  2. You can donate your time by answering legal questions for needy Oklahomans. OklahomaFreeLegalAnswers.org provides a unique opportunity – Oklahoma lawyers can register with the site to anonymously answer simple legal questions from fellow Oklahomans. Just click the “Volunteer Attorney Registration” tab. It is a relatively simple way to donate your time on a limited basis. You decide which questions you want to answer – nothing is assigned to you. You provide these answers only when your schedule permits. The more volunteers we have, the more our volunteer time commitment is shared.
  3. Volunteer to serve on the Oklahoma Bar Association Access to Justice Committee. This committee often does research or legwork to assist the commission with its projects. It can also make recommendations to the OBA Board of Governors. In 2018, this committee was awarded the OBA Golden Gavel Award, which is presented to an OBA committee or section performing with a high degree of excellence.
  4. Share information. Not every lawyer you know will take the time to read this article. You can engage them to improve their awareness of our state’s challenges and access to justice ranking. The OBA Management Assistance Program will provide a speaker for a limited scope service CLE program for your county bar association.
  5. Act locally. A county bar association may be able to work with county officials on minor improvements that make a huge difference when a citizen enters an imposing courthouse for the first time and is confused about where to go. We are starting to experiment with volunteer courthouse navigators as one possible solution.
  6. Volunteer your services. Lawyers have a rich tradition of pro bono support representing the needy. If you do not know the best way to determine who is deserving, Legal Aid Services of Oklahoma will pre-screen individuals for you.
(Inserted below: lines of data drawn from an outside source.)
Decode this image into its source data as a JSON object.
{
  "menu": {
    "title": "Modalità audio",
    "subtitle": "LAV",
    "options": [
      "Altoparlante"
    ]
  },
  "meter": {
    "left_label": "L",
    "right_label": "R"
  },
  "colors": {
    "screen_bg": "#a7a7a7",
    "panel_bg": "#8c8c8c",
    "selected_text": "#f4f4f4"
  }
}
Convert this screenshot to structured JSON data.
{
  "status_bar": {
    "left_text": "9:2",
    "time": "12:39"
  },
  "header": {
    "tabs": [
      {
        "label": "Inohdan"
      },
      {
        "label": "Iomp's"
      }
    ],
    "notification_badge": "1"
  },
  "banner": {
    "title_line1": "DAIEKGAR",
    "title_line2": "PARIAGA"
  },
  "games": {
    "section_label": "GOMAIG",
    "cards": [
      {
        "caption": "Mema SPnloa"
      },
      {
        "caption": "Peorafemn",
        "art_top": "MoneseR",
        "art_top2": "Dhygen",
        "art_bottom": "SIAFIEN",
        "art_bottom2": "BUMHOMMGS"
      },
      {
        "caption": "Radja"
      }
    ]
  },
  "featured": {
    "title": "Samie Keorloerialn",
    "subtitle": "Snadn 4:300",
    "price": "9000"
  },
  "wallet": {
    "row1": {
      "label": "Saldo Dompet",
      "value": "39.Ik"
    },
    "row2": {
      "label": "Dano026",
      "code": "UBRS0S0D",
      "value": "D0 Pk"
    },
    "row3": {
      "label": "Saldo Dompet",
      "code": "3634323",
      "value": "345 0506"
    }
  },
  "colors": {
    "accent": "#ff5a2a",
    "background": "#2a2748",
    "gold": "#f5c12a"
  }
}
The Oklahoma Lawyers for America’s Heroes Program is always looking for volunteers to assist those who have honorably served this country and cannot afford to hire an attorney. Sign up to volunteer at okbarheroes.org.

I am proud to be an Oklahoma lawyer. I know many of our lawyers already donate a lot of their time to assisting the underserved. Serving as the first chairman of the Oklahoma Access to Justice Commission has opened my eyes to the improvements that must be made before all of our citizens may truly have access to “Equal Justice Under Law.” Please join the effort we should all make to meet this challenge.

David Riggs is the senior partner of Riggs, Abney, Neal, Turpen, Orbison & Lewis, which has offices in Tulsa, Oklahoma City and Denver. He was appointed to the Access to Justice Commission by the Supreme Court when it established the commission in 2014 and was chosen to serve as its first chair.

Originally published in the Oklahoma Bar Journal -- OBJ 90 pg. 7 (August 2019)